- **Brief**:
This exercise calls for an exact copy of the listing below.

- **Supplied data**:
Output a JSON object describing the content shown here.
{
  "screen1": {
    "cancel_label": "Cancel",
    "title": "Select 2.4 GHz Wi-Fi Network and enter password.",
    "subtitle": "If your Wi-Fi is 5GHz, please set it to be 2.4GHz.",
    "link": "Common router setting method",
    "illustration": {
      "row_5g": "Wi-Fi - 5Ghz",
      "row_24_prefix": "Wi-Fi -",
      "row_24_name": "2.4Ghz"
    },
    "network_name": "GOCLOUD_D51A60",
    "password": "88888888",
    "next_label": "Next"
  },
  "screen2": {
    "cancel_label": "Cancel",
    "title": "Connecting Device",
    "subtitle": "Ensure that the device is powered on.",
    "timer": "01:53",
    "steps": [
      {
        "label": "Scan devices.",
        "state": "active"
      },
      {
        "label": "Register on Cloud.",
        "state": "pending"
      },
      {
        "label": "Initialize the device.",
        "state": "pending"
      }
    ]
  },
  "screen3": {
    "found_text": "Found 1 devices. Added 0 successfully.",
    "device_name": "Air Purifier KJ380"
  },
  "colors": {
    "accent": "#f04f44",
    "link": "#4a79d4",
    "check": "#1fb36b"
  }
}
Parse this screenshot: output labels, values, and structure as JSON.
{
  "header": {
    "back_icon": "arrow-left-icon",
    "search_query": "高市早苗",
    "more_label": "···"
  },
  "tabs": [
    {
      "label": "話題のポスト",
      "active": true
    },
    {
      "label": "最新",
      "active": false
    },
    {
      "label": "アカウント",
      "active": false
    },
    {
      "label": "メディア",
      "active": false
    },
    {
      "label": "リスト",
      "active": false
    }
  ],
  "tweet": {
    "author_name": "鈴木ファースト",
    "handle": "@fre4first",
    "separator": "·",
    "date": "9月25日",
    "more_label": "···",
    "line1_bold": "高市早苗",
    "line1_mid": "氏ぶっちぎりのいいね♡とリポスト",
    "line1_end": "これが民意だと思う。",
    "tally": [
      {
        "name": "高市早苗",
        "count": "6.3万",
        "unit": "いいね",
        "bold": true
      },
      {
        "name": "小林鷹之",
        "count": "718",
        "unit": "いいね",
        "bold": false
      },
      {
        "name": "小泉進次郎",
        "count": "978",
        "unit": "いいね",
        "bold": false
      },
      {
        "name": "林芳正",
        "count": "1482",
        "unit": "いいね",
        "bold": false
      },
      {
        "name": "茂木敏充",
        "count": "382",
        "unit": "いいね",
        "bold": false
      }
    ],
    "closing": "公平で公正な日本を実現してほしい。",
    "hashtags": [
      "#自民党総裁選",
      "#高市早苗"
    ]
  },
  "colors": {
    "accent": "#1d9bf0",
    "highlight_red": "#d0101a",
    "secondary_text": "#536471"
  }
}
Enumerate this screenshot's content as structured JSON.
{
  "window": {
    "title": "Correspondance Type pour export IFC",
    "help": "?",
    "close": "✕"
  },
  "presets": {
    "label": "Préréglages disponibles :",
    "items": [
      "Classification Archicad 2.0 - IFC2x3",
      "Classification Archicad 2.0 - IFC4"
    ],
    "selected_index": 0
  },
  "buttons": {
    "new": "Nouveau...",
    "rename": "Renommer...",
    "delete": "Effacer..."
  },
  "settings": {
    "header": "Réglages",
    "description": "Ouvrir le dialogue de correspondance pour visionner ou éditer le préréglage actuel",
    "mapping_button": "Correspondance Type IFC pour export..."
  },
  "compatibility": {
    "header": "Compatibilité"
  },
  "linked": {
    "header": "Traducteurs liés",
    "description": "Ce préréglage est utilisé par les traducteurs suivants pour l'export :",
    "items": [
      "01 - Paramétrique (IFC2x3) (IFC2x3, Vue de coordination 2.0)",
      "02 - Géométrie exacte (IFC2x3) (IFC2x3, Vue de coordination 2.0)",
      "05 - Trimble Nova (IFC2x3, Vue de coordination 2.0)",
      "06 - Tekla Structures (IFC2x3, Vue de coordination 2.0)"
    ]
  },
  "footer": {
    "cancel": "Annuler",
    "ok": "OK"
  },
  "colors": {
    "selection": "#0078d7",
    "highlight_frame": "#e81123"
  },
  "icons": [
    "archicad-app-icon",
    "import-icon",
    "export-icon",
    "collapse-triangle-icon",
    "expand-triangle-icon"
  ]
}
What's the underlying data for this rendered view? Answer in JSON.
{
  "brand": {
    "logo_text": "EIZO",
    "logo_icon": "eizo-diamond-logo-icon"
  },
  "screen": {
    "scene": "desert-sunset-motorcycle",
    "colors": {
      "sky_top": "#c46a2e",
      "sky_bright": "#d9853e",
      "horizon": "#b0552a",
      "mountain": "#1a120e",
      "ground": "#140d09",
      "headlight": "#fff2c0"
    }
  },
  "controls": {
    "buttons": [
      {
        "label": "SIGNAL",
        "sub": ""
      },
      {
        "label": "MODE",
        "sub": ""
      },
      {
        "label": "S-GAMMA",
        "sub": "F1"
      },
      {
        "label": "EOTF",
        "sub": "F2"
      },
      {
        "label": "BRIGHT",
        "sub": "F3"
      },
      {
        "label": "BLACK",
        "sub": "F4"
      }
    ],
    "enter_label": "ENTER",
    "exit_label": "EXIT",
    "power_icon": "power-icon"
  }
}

- **Written reply**:
Output a JSON object describing the content shown here.
{
  "screen1": {
    "cancel_label": "Cancel",
    "title": "Select 2.4 GHz Wi-Fi Network and enter password.",
    "subtitle": "If your Wi-Fi is 5GHz, please set it to be 2.4GHz.",
    "link": "Common router setting method",
    "illustration": {
      "row_5g": "Wi-Fi - 5Ghz",
      "row_24_prefix": "Wi-Fi -",
      "row_24_name": "2.4Ghz"
    },
    "network_name": "GOCLOUD_D51A60",
    "password": "88888888",
    "next_label": "Next"
  },
  "screen2": {
    "cancel_label": "Cancel",
    "title": "Connecting Device",
    "subtitle": "Ensure that the device is powered on.",
    "timer": "01:53",
    "steps": [
      {
        "label": "Scan devices.",
        "state": "active"
      },
      {
        "label": "Register on Cloud.",
        "state": "pending"
      },
      {
        "label": "Initialize the device.",
        "state": "pending"
      }
    ]
  },
  "screen3": {
    "found_text": "Found 1 devices. Added 0 successfully.",
    "device_name": "Air Purifier KJ380"
  },
  "colors": {
    "accent": "#f04f44",
    "link": "#4a79d4",
    "check": "#1fb36b"
  }
}
Parse this screenshot: output labels, values, and structure as JSON.
{
  "header": {
    "back_icon": "arrow-left-icon",
    "search_query": "高市早苗",
    "more_label": "···"
  },
  "tabs": [
    {
      "label": "話題のポスト",
      "active": true
    },
    {
      "label": "最新",
      "active": false
    },
    {
      "label": "アカウント",
      "active": false
    },
    {
      "label": "メディア",
      "active": false
    },
    {
      "label": "リスト",
      "active": false
    }
  ],
  "tweet": {
    "author_name": "鈴木ファースト",
    "handle": "@fre4first",
    "separator": "·",
    "date": "9月25日",
    "more_label": "···",
    "line1_bold": "高市早苗",
    "line1_mid": "氏ぶっちぎりのいいね♡とリポスト",
    "line1_end": "これが民意だと思う。",
    "tally": [
      {
        "name": "高市早苗",
        "count": "6.3万",
        "unit": "いいね",
        "bold": true
      },
      {
        "name": "小林鷹之",
        "count": "718",
        "unit": "いいね",
        "bold": false
      },
      {
        "name": "小泉進次郎",
        "count": "978",
        "unit": "いいね",
        "bold": false
      },
      {
        "name": "林芳正",
        "count": "1482",
        "unit": "いいね",
        "bold": false
      },
      {
        "name": "茂木敏充",
        "count": "382",
        "unit": "いいね",
        "bold": false
      }
    ],
    "closing": "公平で公正な日本を実現してほしい。",
    "hashtags": [
      "#自民党総裁選",
      "#高市早苗"
    ]
  },
  "colors": {
    "accent": "#1d9bf0",
    "highlight_red": "#d0101a",
    "secondary_text": "#536471"
  }
}
Enumerate this screenshot's content as structured JSON.
{
  "window": {
    "title": "Correspondance Type pour export IFC",
    "help": "?",
    "close": "✕"
  },
  "presets": {
    "label": "Préréglages disponibles :",
    "items": [
      "Classification Archicad 2.0 - IFC2x3",
      "Classification Archicad 2.0 - IFC4"
    ],
    "selected_index": 0
  },
  "buttons": {
    "new": "Nouveau...",
    "rename": "Renommer...",
    "delete": "Effacer..."
  },
  "settings": {
    "header": "Réglages",
    "description": "Ouvrir le dialogue de correspondance pour visionner ou éditer le préréglage actuel",
    "mapping_button": "Correspondance Type IFC pour export..."
  },
  "compatibility": {
    "header": "Compatibilité"
  },
  "linked": {
    "header": "Traducteurs liés",
    "description": "Ce préréglage est utilisé par les traducteurs suivants pour l'export :",
    "items": [
      "01 - Paramétrique (IFC2x3) (IFC2x3, Vue de coordination 2.0)",
      "02 - Géométrie exacte (IFC2x3) (IFC2x3, Vue de coordination 2.0)",
      "05 - Trimble Nova (IFC2x3, Vue de coordination 2.0)",
      "06 - Tekla Structures (IFC2x3, Vue de coordination 2.0)"
    ]
  },
  "footer": {
    "cancel": "Annuler",
    "ok": "OK"
  },
  "colors": {
    "selection": "#0078d7",
    "highlight_frame": "#e81123"
  },
  "icons": [
    "archicad-app-icon",
    "import-icon",
    "export-icon",
    "collapse-triangle-icon",
    "expand-triangle-icon"
  ]
}
What's the underlying data for this rendered view? Answer in JSON.
{
  "brand": {
    "logo_text": "EIZO",
    "logo_icon": "eizo-diamond-logo-icon"
  },
  "screen": {
    "scene": "desert-sunset-motorcycle",
    "colors": {
      "sky_top": "#c46a2e",
      "sky_bright": "#d9853e",
      "horizon": "#b0552a",
      "mountain": "#1a120e",
      "ground": "#140d09",
      "headlight": "#fff2c0"
    }
  },
  "controls": {
    "buttons": [
      {
        "label": "SIGNAL",
        "sub": ""
      },
      {
        "label": "MODE",
        "sub": ""
      },
      {
        "label": "S-GAMMA",
        "sub": "F1"
      },
      {
        "label": "EOTF",
        "sub": "F2"
      },
      {
        "label": "BRIGHT",
        "sub": "F3"
      },
      {
        "label": "BLACK",
        "sub": "F4"
      }
    ],
    "enter_label": "ENTER",
    "exit_label": "EXIT",
    "power_icon": "power-icon"
  }
}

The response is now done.